2. There are lots of people
This is one of the most powerful and illustrative graphics I’ve ever seen…
Where half of the earth’s population lives
Source: Washington Post
More than half of the earth’s population lives inside the circle… but the land mass of that circle accounts for only about one-sixth of the earth’s land mass. That highlights just how many people live in Asia
The population of Asia (a useful geographical term) is nearly 14 times bigger than that of the U.S. The U.S. is the world’s third most-populous country (followed by Indonesia)… but China’s population is more than four times bigger.
3. Parts of Asia are poor… and parts are very rich
I wish I had a dollar for every time I’ve been met with astonishment when I’ve told someone in the west that Singapore is as rich as – and far more efficient, clean, and safe than – the U.S.
Of course, Singapore isn’t the real Asia… it’s a rich Disney version of “Asia lite”. But even China is (on a GDP per capita basis) as rich as Mexico.
A poor country that’s moving in the right direction means that the economy could easily double in size over the next decade. Investing in a developed market where 2 percent economic growth is a cause for celebration is a whole lot less interesting as an investment opportunity. Asia has lots of those countries, as shown in the graph above.
4. It’s actually not that far away
Visit the U.S. and tell people that you just flew in from Singapore – about 24 hours of traveling, depending on which way you go, where you’re going, layovers and connections – and you’ll be greeted by shock and awe.
“I could never sit in an airplane that long!”… “The furthest I’ve ever flown was to Los Angeles… and that’s only six hours!”… “You must be exhausted!”
This is from people who (willingly) work in the same office, day after day, for years… sit in a car to commute to work two hours a day… display infinite patience for children and colleagues and spouses… and otherwise are heroes of their own worlds.

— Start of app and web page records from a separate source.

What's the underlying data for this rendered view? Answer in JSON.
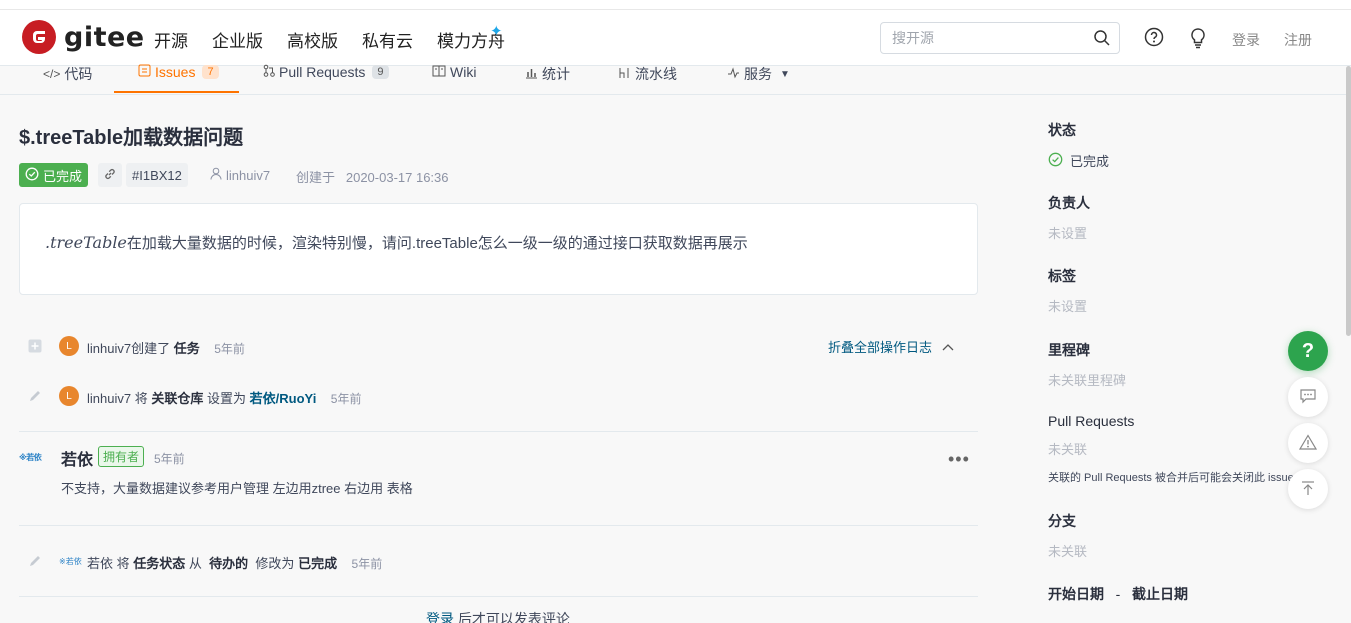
{
  "header": {
    "logo_text": "gitee",
    "nav": [
      "开源",
      "企业版",
      "高校版",
      "私有云",
      "模力方舟"
    ],
    "search_placeholder": "搜开源",
    "login": "登录",
    "register": "注册"
  },
  "tabs": [
    {
      "label": "代码",
      "icon": "code-icon"
    },
    {
      "label": "Issues",
      "count": "7",
      "icon": "issues-icon",
      "active": true
    },
    {
      "label": "Pull Requests",
      "count": "9",
      "icon": "pull-request-icon"
    },
    {
      "label": "Wiki",
      "icon": "wiki-icon"
    },
    {
      "label": "统计",
      "icon": "stats-icon"
    },
    {
      "label": "流水线",
      "icon": "pipeline-icon"
    },
    {
      "label": "服务",
      "icon": "service-icon"
    }
  ],
  "issue": {
    "title": "$.treeTable加载数据问题",
    "status": "已完成",
    "id": "#I1BX12",
    "author": "linhuiv7",
    "created_label": "创建于",
    "created_at": "2020-03-17 16:36",
    "body_prefix": ".treeTable",
    "body_rest": "在加载大量数据的时候，渲染特别慢，请问.treeTable怎么一级一级的通过接口获取数据再展示"
  },
  "timeline": {
    "create_user": "linhuiv7",
    "create_action": "创建了",
    "create_object": "任务",
    "create_time": "5年前",
    "fold_label": "折叠全部操作日志",
    "repo_user": "linhuiv7",
    "repo_will": "将",
    "repo_field": "关联仓库",
    "repo_set": "设置为",
    "repo_value": "若依/RuoYi",
    "repo_time": "5年前",
    "avatar_letter": "L"
  },
  "comment": {
    "avatar_text": "※若依",
    "name": "若依",
    "badge": "拥有者",
    "time": "5年前",
    "text": "不支持，大量数据建议参考用户管理 左边用ztree 右边用 表格"
  },
  "status_change": {
    "user": "若依",
    "will": "将",
    "field": "任务状态",
    "from_label": "从",
    "from": "待办的",
    "to_label": "修改为",
    "to": "已完成",
    "time": "5年前"
  },
  "bottom": {
    "login": "登录",
    "rest": "后才可以发表评论"
  },
  "sidebar": {
    "status_title": "状态",
    "status_value": "已完成",
    "assignee_title": "负责人",
    "assignee_value": "未设置",
    "labels_title": "标签",
    "labels_value": "未设置",
    "milestone_title": "里程碑",
    "milestone_value": "未关联里程碑",
    "pr_title": "Pull Requests",
    "pr_value": "未关联",
    "pr_note": "关联的 Pull Requests 被合并后可能会关闭此 issue",
    "branch_title": "分支",
    "branch_value": "未关联",
    "start_date": "开始日期",
    "date_sep": "-",
    "end_date": "截止日期"
  },
  "colors": {
    "brand_red": "#c71d23",
    "active_orange": "#fe7300",
    "success_green": "#4caf50",
    "link_blue": "#005980"
  }
}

If you have the willpower and the strength of mind to do that, flying to Asia isn’t a big deal. (Jet lag is a bummer… but like anything, it passes.)
The best way to get here? Far and away the world’s best airline, in my experience, is Qatar Airways. Never (ever, if you can avoid it) fly an American airline. The experience and service is the difference between a hamburger at McDonald’s, and one from some place on this list.
Publisher, Stansberry Pacific Research